Translation of mRNAs is a process usually tightly coupled to transcription of genes. However, there are examples of mRNA species which accumulate without being translated. Some mRNAs present in oocytes and ferritin mRNA are the most studied models. Studying the biogenesis of thromboxane A2 (TXA2) in the promonocytic line U937, we have noted that in proliferating cells high levels of TXA2 synthase mRNA are detectable by Northern blot, whereas no TXA2 could be recovered in the medium. This has been explained on the basis of Western blot experiments: TXA2 synthase was not detectable in proliferating cells, while a band of about 55 kd appears after treatment with the differentiating agent TPA. Immunofluorescence detection by confocal microscopy was in agreement with Immunoblot results. Thus, in U937 cells, TPA behaves as a regulator of translation of TXA2 synthase mRNA. We have further observed that the induced enzyme in U937 cells has many characteristics in common with the human monocytic enzyme: a long half life (>24 hrs), a marked stability during catalysis and similar Km and Vmax values. Thus, U937 cells are a good model to study the mechanism by which a mRNA is efficiently translated only after differentiation has been triggered.
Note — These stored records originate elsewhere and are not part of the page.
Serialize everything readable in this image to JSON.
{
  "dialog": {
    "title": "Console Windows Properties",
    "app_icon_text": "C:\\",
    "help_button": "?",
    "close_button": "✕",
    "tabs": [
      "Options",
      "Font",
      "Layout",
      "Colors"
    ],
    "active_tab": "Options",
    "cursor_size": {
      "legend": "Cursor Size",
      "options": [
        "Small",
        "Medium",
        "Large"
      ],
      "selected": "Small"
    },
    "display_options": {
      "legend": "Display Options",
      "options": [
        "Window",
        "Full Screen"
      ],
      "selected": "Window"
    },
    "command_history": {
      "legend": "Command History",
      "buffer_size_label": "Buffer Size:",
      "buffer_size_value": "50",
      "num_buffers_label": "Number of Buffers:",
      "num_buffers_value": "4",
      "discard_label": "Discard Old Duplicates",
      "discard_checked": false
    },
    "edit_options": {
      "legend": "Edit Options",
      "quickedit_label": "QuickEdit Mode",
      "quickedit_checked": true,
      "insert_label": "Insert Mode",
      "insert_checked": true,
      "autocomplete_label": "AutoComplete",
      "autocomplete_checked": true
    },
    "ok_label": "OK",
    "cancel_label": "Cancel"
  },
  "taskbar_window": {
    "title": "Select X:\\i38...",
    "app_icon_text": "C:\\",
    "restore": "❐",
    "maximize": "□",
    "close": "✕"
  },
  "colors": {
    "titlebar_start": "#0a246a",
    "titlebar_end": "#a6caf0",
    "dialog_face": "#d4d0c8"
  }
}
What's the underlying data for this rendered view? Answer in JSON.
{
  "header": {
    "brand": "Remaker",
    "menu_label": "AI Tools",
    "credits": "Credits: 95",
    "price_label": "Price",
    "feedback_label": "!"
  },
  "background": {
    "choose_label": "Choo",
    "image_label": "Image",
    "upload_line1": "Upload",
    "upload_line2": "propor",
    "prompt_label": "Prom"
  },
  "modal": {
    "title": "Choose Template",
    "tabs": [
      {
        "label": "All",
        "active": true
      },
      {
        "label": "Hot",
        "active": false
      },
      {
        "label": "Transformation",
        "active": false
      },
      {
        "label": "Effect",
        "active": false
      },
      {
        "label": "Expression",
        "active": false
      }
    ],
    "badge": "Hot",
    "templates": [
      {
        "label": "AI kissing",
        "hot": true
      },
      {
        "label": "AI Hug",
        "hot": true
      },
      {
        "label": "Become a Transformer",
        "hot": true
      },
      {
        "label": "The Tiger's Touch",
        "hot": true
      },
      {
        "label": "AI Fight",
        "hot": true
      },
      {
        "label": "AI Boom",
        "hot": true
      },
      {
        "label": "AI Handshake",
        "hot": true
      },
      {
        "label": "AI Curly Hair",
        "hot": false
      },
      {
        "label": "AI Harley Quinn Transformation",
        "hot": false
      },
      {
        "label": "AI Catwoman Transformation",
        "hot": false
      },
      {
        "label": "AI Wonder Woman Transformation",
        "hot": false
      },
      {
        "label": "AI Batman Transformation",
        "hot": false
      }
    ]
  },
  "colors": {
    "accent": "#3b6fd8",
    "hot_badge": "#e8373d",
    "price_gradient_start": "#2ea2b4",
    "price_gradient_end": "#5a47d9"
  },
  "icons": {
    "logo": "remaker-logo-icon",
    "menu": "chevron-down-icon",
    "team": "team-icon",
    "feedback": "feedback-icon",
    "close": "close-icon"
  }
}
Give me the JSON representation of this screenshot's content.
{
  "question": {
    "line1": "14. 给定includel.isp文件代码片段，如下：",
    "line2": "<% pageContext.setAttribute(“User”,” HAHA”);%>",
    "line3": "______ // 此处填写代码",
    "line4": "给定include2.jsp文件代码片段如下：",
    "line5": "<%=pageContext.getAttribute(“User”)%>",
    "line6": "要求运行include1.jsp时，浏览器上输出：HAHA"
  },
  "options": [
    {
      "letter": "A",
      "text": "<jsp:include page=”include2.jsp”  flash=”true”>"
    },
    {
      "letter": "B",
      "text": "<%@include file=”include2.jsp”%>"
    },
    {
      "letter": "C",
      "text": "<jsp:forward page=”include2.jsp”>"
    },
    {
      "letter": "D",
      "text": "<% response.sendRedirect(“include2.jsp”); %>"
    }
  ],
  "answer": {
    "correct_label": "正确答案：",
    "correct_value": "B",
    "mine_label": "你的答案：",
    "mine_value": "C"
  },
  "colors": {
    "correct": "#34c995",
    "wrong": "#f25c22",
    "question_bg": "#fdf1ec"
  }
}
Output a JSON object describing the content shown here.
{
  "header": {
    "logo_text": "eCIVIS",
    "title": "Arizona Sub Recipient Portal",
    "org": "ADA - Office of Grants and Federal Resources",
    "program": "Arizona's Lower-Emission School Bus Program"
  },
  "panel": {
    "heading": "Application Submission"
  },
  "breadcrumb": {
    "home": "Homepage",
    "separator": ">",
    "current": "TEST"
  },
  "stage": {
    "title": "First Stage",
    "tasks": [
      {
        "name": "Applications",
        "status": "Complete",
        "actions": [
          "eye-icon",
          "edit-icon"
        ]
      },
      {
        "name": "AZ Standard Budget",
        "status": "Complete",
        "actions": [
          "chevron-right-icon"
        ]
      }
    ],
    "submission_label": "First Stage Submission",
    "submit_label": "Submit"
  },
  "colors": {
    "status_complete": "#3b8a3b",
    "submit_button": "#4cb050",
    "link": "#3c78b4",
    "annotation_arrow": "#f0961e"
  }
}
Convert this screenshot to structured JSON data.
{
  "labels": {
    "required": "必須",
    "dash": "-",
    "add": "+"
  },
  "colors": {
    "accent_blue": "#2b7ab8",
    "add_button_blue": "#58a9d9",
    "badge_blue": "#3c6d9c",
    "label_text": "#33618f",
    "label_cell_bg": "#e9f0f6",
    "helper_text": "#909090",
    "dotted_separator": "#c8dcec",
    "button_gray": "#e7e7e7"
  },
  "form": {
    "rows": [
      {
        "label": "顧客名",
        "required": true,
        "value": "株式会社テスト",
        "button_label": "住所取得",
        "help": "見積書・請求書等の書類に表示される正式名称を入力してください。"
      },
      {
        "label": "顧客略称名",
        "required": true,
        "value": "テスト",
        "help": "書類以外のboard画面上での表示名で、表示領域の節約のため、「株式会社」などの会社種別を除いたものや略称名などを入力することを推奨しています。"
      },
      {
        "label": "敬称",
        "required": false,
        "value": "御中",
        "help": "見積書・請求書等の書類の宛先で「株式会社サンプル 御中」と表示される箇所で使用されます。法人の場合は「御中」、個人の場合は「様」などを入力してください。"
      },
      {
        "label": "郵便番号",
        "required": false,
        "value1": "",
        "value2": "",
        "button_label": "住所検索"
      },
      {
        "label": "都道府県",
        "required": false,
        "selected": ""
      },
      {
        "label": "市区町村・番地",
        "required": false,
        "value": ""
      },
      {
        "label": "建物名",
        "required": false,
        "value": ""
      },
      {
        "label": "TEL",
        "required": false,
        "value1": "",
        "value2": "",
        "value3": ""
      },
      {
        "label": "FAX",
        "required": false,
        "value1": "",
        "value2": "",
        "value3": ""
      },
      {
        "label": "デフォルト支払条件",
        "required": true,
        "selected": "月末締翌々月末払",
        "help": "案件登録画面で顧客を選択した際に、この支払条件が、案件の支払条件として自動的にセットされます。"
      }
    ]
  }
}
|Number of pages||6|
|Journal||Biochemical and Biophysical Research Communications|
|Publication status||Published - 1995|
ASJC Scopus subject areas
- Molecular Biology
- Cell Biology